_TASK TO CARRY OUT_
Only lines containing the word "Hyper" belong in the answer; copy each one from the records.

[Web page and app entries]
┄┄┄┄┄┄┄┄┄┄

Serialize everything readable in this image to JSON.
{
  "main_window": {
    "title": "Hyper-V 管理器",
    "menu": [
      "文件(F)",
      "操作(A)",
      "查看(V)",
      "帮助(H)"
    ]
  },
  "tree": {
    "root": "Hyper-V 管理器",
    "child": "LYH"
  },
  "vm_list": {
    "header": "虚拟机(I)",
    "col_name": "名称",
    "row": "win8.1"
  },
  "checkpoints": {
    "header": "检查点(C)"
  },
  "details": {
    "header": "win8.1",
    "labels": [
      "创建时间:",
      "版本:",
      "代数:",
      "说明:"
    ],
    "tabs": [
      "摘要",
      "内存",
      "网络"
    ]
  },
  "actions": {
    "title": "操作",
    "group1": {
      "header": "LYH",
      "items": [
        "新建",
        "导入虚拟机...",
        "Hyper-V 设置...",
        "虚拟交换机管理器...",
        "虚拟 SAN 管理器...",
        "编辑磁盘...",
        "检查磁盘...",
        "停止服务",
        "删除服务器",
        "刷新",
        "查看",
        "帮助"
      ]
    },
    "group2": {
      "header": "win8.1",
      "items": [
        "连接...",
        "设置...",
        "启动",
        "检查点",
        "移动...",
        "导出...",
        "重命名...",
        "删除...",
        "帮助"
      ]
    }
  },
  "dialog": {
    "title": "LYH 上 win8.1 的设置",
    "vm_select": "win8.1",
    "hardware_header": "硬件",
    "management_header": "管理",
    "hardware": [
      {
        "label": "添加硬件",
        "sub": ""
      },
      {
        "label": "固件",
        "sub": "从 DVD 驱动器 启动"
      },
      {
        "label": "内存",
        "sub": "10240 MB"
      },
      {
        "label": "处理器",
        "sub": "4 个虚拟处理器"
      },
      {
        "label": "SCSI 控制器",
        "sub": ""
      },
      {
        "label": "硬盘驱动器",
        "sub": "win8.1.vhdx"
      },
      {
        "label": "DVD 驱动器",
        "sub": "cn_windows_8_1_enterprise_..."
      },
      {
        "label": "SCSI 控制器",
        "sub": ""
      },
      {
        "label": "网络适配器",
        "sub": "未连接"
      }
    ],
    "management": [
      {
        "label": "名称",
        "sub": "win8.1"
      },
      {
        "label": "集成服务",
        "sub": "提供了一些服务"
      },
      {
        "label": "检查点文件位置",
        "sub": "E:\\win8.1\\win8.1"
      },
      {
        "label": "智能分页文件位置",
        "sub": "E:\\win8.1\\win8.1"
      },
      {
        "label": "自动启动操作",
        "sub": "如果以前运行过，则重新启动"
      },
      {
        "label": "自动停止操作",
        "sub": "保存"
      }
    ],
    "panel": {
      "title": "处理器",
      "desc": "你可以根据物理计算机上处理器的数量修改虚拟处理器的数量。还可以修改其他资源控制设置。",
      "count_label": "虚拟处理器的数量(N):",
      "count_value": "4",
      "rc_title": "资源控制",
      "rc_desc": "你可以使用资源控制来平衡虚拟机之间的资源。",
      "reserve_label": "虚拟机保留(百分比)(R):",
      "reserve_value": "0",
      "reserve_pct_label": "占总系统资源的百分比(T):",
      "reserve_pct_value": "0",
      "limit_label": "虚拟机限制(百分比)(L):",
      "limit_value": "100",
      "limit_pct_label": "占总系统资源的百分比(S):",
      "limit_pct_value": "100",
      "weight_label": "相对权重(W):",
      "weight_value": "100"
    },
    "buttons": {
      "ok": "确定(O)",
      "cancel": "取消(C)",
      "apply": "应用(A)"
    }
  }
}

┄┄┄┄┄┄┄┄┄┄

_FINISHED TASK_
    "title": "Hyper-V 管理器",
    "root": "Hyper-V 管理器",
        "Hyper-V 设置...",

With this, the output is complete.